  17. To map a variable to a Modbus address, you must configure each target address within the “Modbus Slave Channel” tab. To add a channel, select this tab and click the “Add Channel…” button:

  18. The Modbus addressing depends on the specifications of the target device. In the context of this post it is important to note that Codesys uses a 0-based addressing format. This means that the “Offset” of a “ModbusChannel”, which correlates with the first Modbus address in a request, will differ from what is set within the HMI’s address mapping tables by ‘1’. The address correlation is defined below:

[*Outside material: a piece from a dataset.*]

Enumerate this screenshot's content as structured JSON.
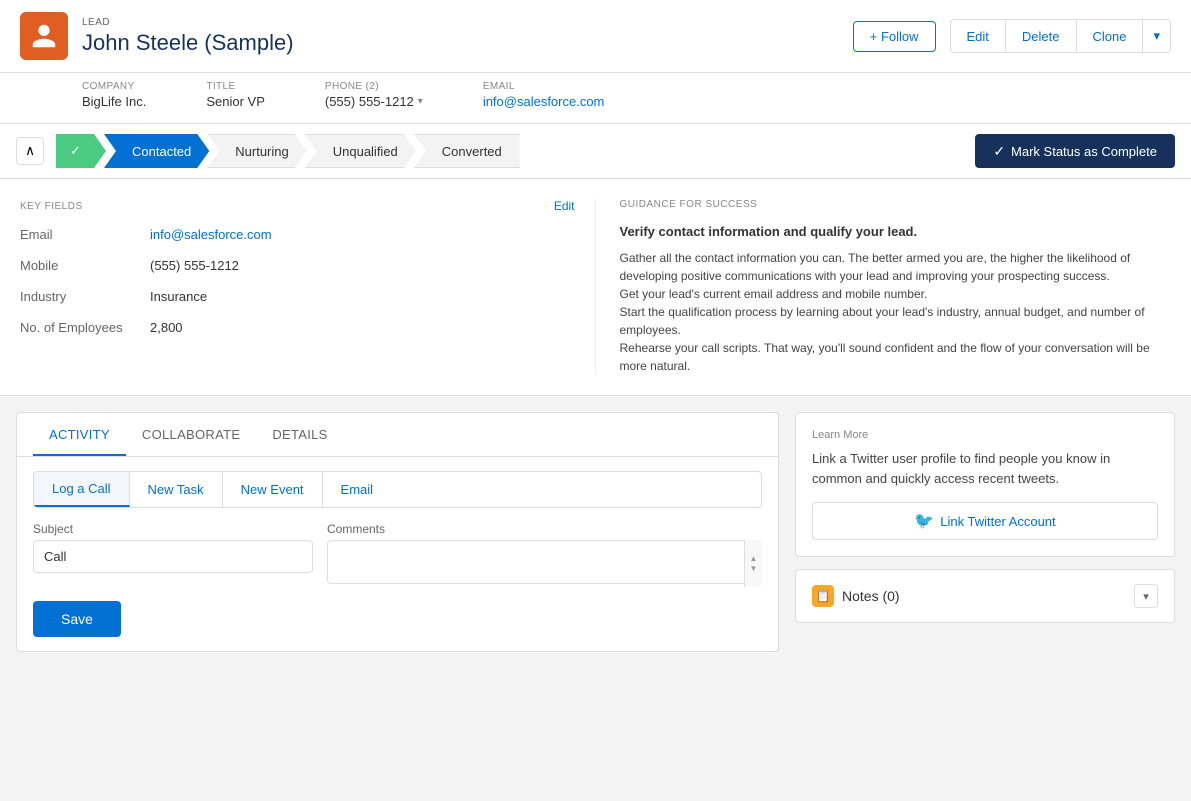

Codesys HMI Note
Access Type Function code Offset Address
Write Single Register 6 16#0000 4x-1
Write Multiple Registers 16 16#0000 4x-1
Write Single Coil 5 16#0000 0x-1
Write Multiple Coils 15 16#0000 0x-1 Only compatible with HMI LB memory
Read Holding Registers 3 16#0000 4x-1
Read Input Registers 4 16#0000 3x-1
Read Discrete Inputs 2 16#0000 1x-1
Read Coil 1 16#0000 0x-1
  1. Configure the “channel” such that it maps to the desired Modbus mapping table(s). If you’ve designed your project using consecutive addresses (see tips), one “channel” within Codesys may be used to map variables within multiple Modbus mapping tables:
    Note: This channel will allow us to read from 4x-1~ 4x-35 which corresponds with tables 1 ~ 5 depicted in step 19.
    Note: Similarly, this channel will allow us to write to 4x-1~ 4x-35. However, the “Trigger” mode was set to “Rising edge” in order to prevent unintended overwrite.
    Note: This channel will allow us to read from 0x-1~ 0x-45 which corresponds with tables 6 ~9 depicted in step 19.
    Note: This channel will allow us to write to 0x-1 which corresponds with 0x-19 of the Modbus RTU device as defined in tables 6 and depicted in step 19.

  2. To map a variable to a Modbus address select the “ModbusTCPSlave I/O Mapping” tab:

  3. Declare a variable within a POU, GVL, or PVL:
    Note: Here is an example in which we declare a variable within a POU and map it to I/O within a Modbus TCP slave: 4:32.

  4. Once a variable has been declared, select the “ModbusTCPSlave I/O Mapping” tab within the Modbus TCP Slave device and double-click next to the desired I/O point in the “Variable” column. When prompted, click on the ellipses:

  5. Ensure that the desired project variable is selected and click “OK” to map this variable to the I/O point:
    Note: If the variable mapped to an IO point is not used within the ladder, the data within the IO point will not be polled by the PLC.


  • Note: Each variable mapped to a channel should match the array type. Therefore, it is not possible to map a variable of type REAL or DINT to a channel with an array type of WORD and the mapping defined below is invalid.

  • Codesys must write the correct number of registers and at the correct offset such that accidentally or intentionally writing a single WORD within a DWORD does not occur.
    Note: The mapping below is invalid since Codesys is writing to only 16-bits within a REAL value. Therefore, the Modbus server cannot process this request.

  • To convert two array elements of type WORD to REAL the following conversion function may be used:

  • A variable with type “ARRAY[…] OF WORD” can be “mapped” to a channel with an equivalent array size and type:

  • Each element in a variable with type “ARRAY[…] OF BOOL” should be mapped to each channel bit separately since the type does not match:
    Note: If channel mapping is defined incorrectly, certain array elements may be listed as “Invalid”.

  • If an “ARRAY[…] OF BYTE” is mapped to a channel with access type “Read Coils”, it is possible to specify bit level access with elements in the byte array:
    Note: In this example bit 7 of byte 0 is used within a contact in the POU.

  • A single boolean or word variable may be mapped to a channel that contains only one element:

Project download:

  1. When the project is finished, please click the “Login” button to download this project to the HMI:

  2. If prompted to “proceed with download” click “Yes”:
    Note: Subsequent changes may display the following menu. If prompted, ensure that “Login with download” and “Update bootproject” are enabled.

  3. Click the “Start” button to place the Codesys application in “RUN” mode:


Codesys to Rockwell, Codesys to CompactLogix, Codesys to Modbus RTU, Codesys to MicroLogix